History and Old Stuff...
Old books are drawn to me as surely as Wooly Willy's beard is drawn to the magnetic pencil. ) I was just casually glancing at a bookcase at a tag sale today when The War-Time Guide Book caught my eye and demanded that I purchase it. It was only $2.50, so I did not resist.
This book was published in 1942 by the Popular Science Publishing Company, Inc. and it has two parts that are complete books themselves with their own indexes. Part I is titled, "Make It Yourself," and it includes, "Formulas, recipes, methods and secret processes for the handy man in meeting a multitude of household needs." Part II is titled, "Fix It Yourself," and its topics are, "Home maintenance and repairs in carpentry, plumbing, electrical equipment, concrete, metal work and automobiles." On the facing page, readers are advised that the book's publishers take do not guarantee and take no responsibility for the results of any recipe in the book. Hmmm.
The topics are arranged alphabetically so the first pages of the book plunge right into the War with sections on "Air Raid Protection" and "Blackouts". Thereafter the topics become more mundane, consisting mostly of many, many recipes for everything imaginable. A 22-page section is devoted to recipes for cosmetics of all sorts, from vanishing cream to grease paint for the theater. Except for the cosmetics recipes, most of the pages are devoted to formulas for things like wood finishes, poisons for flies and rats, photograph-developing solutions, glues, and so on.
It is interesting to see in the paints section that in 1942, recommended paint bases were "white lead" or "red lead". I was surprised to read that, "A form of wall decoration now much in vogue is sponge stippling," and a little later, a description of stippling using a crumpled newspaper or cloth. In 2006, those techniques are in vogue all over again.
Some of the information in this old book is so dated that it's hardly useful beyond being interesting to browse through, but some of it is still as helpful as when it was printed. For example, the step-by-step instructions of how to build a bookcase will still make the same sturdy piece of furniture today.
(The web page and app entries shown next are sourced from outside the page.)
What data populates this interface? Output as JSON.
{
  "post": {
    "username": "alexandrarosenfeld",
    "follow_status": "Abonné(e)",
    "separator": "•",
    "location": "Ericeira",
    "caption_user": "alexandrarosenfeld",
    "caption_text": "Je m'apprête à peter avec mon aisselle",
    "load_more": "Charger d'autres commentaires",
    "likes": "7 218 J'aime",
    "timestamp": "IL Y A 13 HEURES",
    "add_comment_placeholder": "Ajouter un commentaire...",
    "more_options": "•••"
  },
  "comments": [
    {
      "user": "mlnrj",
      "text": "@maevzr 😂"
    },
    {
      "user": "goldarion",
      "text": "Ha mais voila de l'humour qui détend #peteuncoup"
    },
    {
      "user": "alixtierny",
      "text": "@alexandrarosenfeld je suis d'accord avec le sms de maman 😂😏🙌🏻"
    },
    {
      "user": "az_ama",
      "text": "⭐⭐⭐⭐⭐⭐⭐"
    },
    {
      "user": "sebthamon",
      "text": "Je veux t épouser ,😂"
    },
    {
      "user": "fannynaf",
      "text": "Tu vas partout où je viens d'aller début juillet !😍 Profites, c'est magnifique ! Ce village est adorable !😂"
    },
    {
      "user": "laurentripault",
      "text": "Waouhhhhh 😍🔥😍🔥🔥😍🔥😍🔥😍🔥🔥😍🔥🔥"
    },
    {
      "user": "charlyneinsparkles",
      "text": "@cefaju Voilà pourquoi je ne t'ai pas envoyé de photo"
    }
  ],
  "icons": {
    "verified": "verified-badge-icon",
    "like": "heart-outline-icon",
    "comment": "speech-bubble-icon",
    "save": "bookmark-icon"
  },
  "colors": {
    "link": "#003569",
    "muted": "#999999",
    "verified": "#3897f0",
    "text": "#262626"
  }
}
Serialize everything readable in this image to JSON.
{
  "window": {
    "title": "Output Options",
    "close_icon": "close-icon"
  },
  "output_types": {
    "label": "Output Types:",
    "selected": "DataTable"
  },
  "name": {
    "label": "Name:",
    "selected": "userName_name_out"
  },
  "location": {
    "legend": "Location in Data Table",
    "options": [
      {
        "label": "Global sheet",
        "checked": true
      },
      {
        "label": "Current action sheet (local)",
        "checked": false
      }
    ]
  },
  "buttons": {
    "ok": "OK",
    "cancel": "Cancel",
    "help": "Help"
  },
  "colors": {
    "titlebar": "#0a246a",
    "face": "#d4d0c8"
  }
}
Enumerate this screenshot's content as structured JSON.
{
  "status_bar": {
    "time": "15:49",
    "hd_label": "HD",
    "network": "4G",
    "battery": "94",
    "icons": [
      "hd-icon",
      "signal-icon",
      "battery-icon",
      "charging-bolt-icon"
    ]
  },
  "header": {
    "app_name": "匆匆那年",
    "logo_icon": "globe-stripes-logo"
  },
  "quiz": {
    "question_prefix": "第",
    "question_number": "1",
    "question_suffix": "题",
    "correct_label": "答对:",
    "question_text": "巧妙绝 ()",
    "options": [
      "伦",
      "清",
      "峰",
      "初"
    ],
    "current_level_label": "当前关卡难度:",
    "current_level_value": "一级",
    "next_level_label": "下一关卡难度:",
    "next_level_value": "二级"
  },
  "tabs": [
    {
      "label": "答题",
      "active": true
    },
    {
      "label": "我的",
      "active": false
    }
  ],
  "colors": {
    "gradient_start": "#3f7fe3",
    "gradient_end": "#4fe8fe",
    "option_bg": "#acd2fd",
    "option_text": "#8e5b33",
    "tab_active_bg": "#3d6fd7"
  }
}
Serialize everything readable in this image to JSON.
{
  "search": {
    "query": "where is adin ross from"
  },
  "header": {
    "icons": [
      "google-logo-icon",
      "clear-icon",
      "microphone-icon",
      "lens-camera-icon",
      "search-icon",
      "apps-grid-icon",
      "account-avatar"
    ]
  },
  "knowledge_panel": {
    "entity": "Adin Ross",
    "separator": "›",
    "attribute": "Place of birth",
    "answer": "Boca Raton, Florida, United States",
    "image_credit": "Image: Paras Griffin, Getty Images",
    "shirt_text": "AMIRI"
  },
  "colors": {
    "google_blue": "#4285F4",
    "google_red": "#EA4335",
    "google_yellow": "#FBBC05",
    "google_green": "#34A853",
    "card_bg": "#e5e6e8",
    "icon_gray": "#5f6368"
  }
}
I had an obligation to buy this old book, you know. If I hadn't, it might have fallen into the hands of someone who didn't appreciate it for the jewel it is. I will never throw it away. It may gather some dust from time to time, but every now and then, I will get it out and enjoy it. I may eventually give it to someone who admires and deserves it. What more could an old book want?